Check out comics by Becky Cloonan, Kate Beaton, Celeste Woods, Faith Erin Hicks and more.
It’s early February, which means its time for the annual #HourlyComicsDay, where cartoonists commit to making and posting a comic every hour for a day.
Most hourly comics typically fall into the “autobiography” category, as participants detail their day in comics form, but some will share fictional stories as well. Unlike Inktober, which has prompts and structure (and, apparently, legal issues now) Hourly Comic Day is just a fun challenge that artists choose to take.
The creator discusses an expanded edition of her ‘Roots’ comic from Top Shelf and her upcoming book from Oni Press, ‘The Altered History of Willow Sparks.’
Tara O’Connor’s Roots begins with her divorce as she falls into that fugue state familiar to many that accompanies the collapse of a relationship, moving back in with one’s parents and the very specific kind of depression that comes with those life-altering events. It also depicts how O’Connor pulled herself out of this, through work and starting a new project, and what happened when she traveled to Ireland to research her family history. The trip didn’t turn out the way she expected, and neither did the resulting book.

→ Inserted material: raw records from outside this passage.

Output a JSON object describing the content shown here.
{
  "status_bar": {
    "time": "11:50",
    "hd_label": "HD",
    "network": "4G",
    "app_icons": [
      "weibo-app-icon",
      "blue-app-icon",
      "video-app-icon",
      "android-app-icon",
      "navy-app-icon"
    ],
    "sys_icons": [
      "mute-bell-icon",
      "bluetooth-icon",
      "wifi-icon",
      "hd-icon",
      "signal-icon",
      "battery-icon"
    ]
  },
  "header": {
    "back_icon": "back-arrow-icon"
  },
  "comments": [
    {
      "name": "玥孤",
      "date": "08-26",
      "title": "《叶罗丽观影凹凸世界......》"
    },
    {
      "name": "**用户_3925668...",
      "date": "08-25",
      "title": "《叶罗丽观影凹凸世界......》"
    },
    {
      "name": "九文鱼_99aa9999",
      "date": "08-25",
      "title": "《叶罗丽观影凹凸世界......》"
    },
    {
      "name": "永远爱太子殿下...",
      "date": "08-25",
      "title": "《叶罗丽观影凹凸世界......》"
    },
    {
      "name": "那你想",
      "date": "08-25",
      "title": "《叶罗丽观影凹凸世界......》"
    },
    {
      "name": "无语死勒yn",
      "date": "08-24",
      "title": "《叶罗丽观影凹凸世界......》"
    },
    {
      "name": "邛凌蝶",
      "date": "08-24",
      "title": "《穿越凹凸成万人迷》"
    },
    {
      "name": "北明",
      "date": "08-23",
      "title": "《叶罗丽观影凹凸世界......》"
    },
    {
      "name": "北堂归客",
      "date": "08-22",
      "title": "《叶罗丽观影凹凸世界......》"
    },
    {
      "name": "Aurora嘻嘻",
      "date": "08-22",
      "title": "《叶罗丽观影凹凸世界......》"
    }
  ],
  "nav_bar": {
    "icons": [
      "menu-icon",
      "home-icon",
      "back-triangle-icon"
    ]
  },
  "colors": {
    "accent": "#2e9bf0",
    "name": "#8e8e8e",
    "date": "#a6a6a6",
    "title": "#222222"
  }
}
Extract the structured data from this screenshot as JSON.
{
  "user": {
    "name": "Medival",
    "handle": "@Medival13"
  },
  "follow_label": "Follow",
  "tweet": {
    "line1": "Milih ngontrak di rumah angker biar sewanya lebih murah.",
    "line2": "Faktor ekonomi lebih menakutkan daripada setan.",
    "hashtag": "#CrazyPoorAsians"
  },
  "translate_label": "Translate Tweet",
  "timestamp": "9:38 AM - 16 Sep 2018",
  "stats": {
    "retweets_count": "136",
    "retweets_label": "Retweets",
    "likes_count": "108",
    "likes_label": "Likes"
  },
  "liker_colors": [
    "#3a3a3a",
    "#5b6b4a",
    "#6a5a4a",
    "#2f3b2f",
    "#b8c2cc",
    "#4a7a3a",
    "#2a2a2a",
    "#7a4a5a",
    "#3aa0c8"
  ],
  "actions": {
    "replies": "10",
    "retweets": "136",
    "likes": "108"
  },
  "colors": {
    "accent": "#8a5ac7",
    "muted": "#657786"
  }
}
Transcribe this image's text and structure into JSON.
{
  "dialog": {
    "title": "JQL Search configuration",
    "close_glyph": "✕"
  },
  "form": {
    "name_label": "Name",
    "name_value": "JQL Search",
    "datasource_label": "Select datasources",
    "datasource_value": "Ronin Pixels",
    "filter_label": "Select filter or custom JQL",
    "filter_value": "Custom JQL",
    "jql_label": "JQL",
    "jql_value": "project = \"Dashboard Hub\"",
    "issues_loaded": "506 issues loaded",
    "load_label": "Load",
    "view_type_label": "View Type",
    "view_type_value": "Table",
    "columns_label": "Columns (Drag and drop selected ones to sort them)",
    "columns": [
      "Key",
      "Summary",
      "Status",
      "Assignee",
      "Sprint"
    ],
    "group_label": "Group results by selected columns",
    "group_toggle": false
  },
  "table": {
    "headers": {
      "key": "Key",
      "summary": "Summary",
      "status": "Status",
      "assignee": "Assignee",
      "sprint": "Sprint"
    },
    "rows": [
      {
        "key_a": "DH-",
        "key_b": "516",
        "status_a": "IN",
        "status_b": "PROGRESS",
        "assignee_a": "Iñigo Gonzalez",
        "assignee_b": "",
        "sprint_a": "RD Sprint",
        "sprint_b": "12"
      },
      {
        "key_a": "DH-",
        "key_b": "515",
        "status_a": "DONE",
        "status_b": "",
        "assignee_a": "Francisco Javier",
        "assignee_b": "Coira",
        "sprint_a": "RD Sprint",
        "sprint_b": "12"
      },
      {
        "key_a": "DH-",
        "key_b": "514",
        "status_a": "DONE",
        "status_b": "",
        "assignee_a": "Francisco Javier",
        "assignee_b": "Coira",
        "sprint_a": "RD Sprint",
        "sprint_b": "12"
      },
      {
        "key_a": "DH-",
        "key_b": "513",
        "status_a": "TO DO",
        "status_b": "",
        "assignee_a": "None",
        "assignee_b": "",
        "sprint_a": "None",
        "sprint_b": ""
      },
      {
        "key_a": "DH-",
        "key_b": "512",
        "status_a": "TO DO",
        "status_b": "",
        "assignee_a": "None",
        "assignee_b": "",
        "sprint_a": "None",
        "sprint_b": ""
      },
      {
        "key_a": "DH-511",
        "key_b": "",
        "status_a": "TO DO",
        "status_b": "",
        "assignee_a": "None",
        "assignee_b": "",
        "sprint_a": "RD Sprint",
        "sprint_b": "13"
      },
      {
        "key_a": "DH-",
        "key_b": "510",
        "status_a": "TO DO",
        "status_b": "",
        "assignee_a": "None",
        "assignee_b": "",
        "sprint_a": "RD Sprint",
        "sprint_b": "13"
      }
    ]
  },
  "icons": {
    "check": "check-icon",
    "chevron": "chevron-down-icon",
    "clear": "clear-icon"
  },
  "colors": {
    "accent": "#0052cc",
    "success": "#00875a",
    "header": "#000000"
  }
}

Roots was originally self-published a few years ago, but Top Shelf is now publishing a new, longer version of that story. In addition, O’Connor has The Altered History of Willow Sparks, a fictional graphic novel coming out from Oni Press early next year. Both are about changing one’s life and O’Connor sat down to talk about her work.
Plus: classic Archie returns, Tom King, Black Panther and more.
Battle of the Cons: The court case between Comic-Con International (which runs the San Diego comic con) and Salt Lake Comic Con over CCI’s claim that it owns the term “comic con” moves into a crucial stage this week with two days of depositions today and tomorrow, followed by a settlement hearing before a judge on Thursday. That hearing will determine whether it all ends there or the case will go to trial in October. CCI owns the trademark to “comic-con” with a hyphen but the case is murkier for the unhyphenated version; Salt Lake Comic Con was allowed to trademark its name last year.